Food criticism is a field in the sense that there are a lot of people practicing it, pro and am, but it differs from other areas of criticism in that it is lacking in a long tradition of academic scholarship. The notion of a food writing collegiate course has only emerged in the past few years, and nobody's offering a degree program for it. That's pretty different from art, music, and film criticism, to name three.

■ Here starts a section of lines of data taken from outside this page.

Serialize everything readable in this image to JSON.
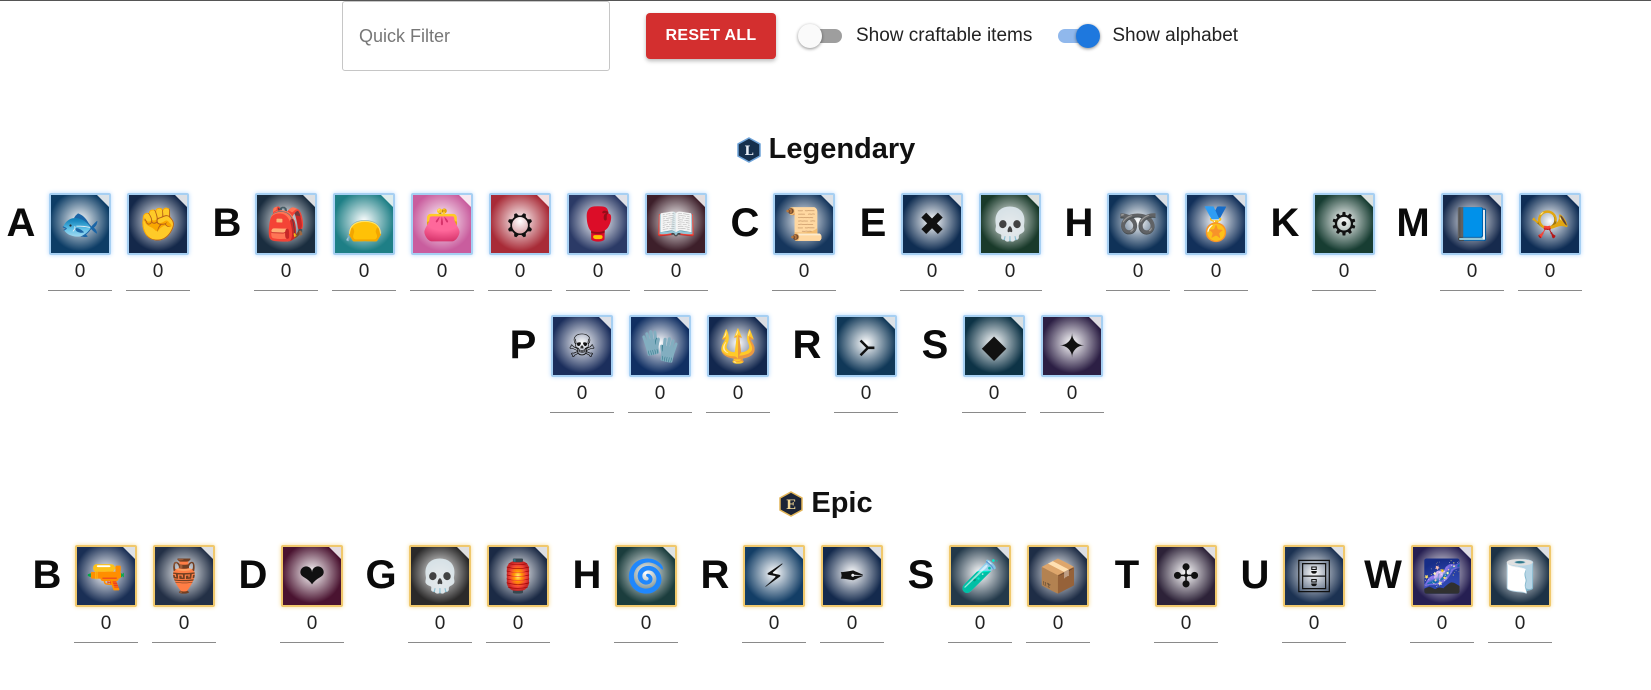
{
  "toolbar": {
    "search_placeholder": "Quick Filter",
    "reset_label": "RESET ALL",
    "craftable_label": "Show craftable items",
    "craftable_on": false,
    "alphabet_label": "Show alphabet",
    "alphabet_on": true
  },
  "sections": [
    {
      "title": "Legendary",
      "badge": "L",
      "rarity": "legendary",
      "groups": [
        {
          "letter": "A",
          "items": [
            {
              "icon": "fish-icon",
              "glyph": "🐟",
              "bg": "#0d3d66",
              "count": "0"
            },
            {
              "icon": "gauntlet-icon",
              "glyph": "✊",
              "bg": "#14284a",
              "count": "0"
            }
          ]
        },
        {
          "letter": "B",
          "items": [
            {
              "icon": "backpack-icon",
              "glyph": "🎒",
              "bg": "#1a2d3f",
              "count": "0"
            },
            {
              "icon": "bag-icon",
              "glyph": "👝",
              "bg": "#1e7f86",
              "count": "0"
            },
            {
              "icon": "bag-icon",
              "glyph": "👛",
              "bg": "#c95d9e",
              "count": "0"
            },
            {
              "icon": "bag-icon",
              "glyph": "⛭",
              "bg": "#a82b37",
              "count": "0"
            },
            {
              "icon": "bracers-icon",
              "glyph": "🥊",
              "bg": "#2b3a66",
              "count": "0"
            },
            {
              "icon": "book-icon",
              "glyph": "📖",
              "bg": "#3d1f2a",
              "count": "0"
            }
          ]
        },
        {
          "letter": "C",
          "items": [
            {
              "icon": "scroll-icon",
              "glyph": "📜",
              "bg": "#15365d",
              "count": "0"
            }
          ]
        },
        {
          "letter": "E",
          "items": [
            {
              "icon": "crossbow-icon",
              "glyph": "✖",
              "bg": "#0f2d52",
              "count": "0"
            },
            {
              "icon": "skull-gem-icon",
              "glyph": "💀",
              "bg": "#193a2a",
              "count": "0"
            }
          ]
        },
        {
          "letter": "H",
          "items": [
            {
              "icon": "horseshoe-icon",
              "glyph": "➿",
              "bg": "#0f3258",
              "count": "0"
            },
            {
              "icon": "medal-icon",
              "glyph": "🏅",
              "bg": "#12305a",
              "count": "0"
            }
          ]
        },
        {
          "letter": "K",
          "items": [
            {
              "icon": "gear-icon",
              "glyph": "⚙",
              "bg": "#173d32",
              "count": "0"
            }
          ]
        },
        {
          "letter": "M",
          "items": [
            {
              "icon": "tome-icon",
              "glyph": "📘",
              "bg": "#162a4d",
              "count": "0"
            },
            {
              "icon": "horn-icon",
              "glyph": "📯",
              "bg": "#0e2d55",
              "count": "0"
            }
          ]
        },
        {
          "letter": "P",
          "items": [
            {
              "icon": "skull-staff-icon",
              "glyph": "☠",
              "bg": "#1b2e5c",
              "count": "0"
            },
            {
              "icon": "glove-icon",
              "glyph": "🧤",
              "bg": "#102f63",
              "count": "0"
            },
            {
              "icon": "torch-icon",
              "glyph": "🔱",
              "bg": "#12274e",
              "count": "0"
            }
          ]
        },
        {
          "letter": "R",
          "items": [
            {
              "icon": "rune-icon",
              "glyph": "᚛",
              "bg": "#103858",
              "count": "0"
            }
          ]
        },
        {
          "letter": "S",
          "items": [
            {
              "icon": "shard-icon",
              "glyph": "◆",
              "bg": "#0d3346",
              "count": "0"
            },
            {
              "icon": "stone-icon",
              "glyph": "✦",
              "bg": "#2c1f44",
              "count": "0"
            }
          ]
        }
      ]
    },
    {
      "title": "Epic",
      "badge": "E",
      "rarity": "epic",
      "groups": [
        {
          "letter": "B",
          "items": [
            {
              "icon": "blaster-icon",
              "glyph": "🔫",
              "bg": "#1a2f55",
              "count": "0"
            },
            {
              "icon": "gourd-icon",
              "glyph": "🏺",
              "bg": "#233046",
              "count": "0"
            }
          ]
        },
        {
          "letter": "D",
          "items": [
            {
              "icon": "heart-icon",
              "glyph": "❤",
              "bg": "#4a1330",
              "count": "0"
            }
          ]
        },
        {
          "letter": "G",
          "items": [
            {
              "icon": "skull-icon",
              "glyph": "💀",
              "bg": "#2b2a2a",
              "count": "0"
            },
            {
              "icon": "lantern-icon",
              "glyph": "🏮",
              "bg": "#1b2a45",
              "count": "0"
            }
          ]
        },
        {
          "letter": "H",
          "items": [
            {
              "icon": "orb-icon",
              "glyph": "🌀",
              "bg": "#1b3d3d",
              "count": "0"
            }
          ]
        },
        {
          "letter": "R",
          "items": [
            {
              "icon": "lightning-icon",
              "glyph": "⚡",
              "bg": "#133e66",
              "count": "0"
            },
            {
              "icon": "pen-icon",
              "glyph": "✒",
              "bg": "#142a4d",
              "count": "0"
            }
          ]
        },
        {
          "letter": "S",
          "items": [
            {
              "icon": "chest-icon",
              "glyph": "🧪",
              "bg": "#23394a",
              "count": "0"
            },
            {
              "icon": "box-icon",
              "glyph": "📦",
              "bg": "#1e2d46",
              "count": "0"
            }
          ]
        },
        {
          "letter": "T",
          "items": [
            {
              "icon": "emblem-icon",
              "glyph": "✣",
              "bg": "#2d2238",
              "count": "0"
            }
          ]
        },
        {
          "letter": "U",
          "items": [
            {
              "icon": "crate-icon",
              "glyph": "🗄",
              "bg": "#1c3252",
              "count": "0"
            }
          ]
        },
        {
          "letter": "W",
          "items": [
            {
              "icon": "vortex-icon",
              "glyph": "🌌",
              "bg": "#261f52",
              "count": "0"
            },
            {
              "icon": "cloth-icon",
              "glyph": "🧻",
              "bg": "#1d3246",
              "count": "0"
            }
          ]
        }
      ]
    }
  ],
  "colors": {
    "reset": "#d32f2f",
    "toggle_on": "#1e78de",
    "legendary_border": "#a6cff2",
    "epic_border": "#f0c86c"
  }
}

That said, good food criticism is more than just expressing personal preferences, I think. I favor critics who are persuasive, well-informed, factually accurate, and compelling writers. After that, it's mostly about trust in their freedom from unfair biases and a sense of shared sensibilities, the feeling that we tend to like and dislike the same sorts of places. That last part eliminates anonymous reviewers, since you can't figure out where a person is coming from if you don't have a body of their work to read.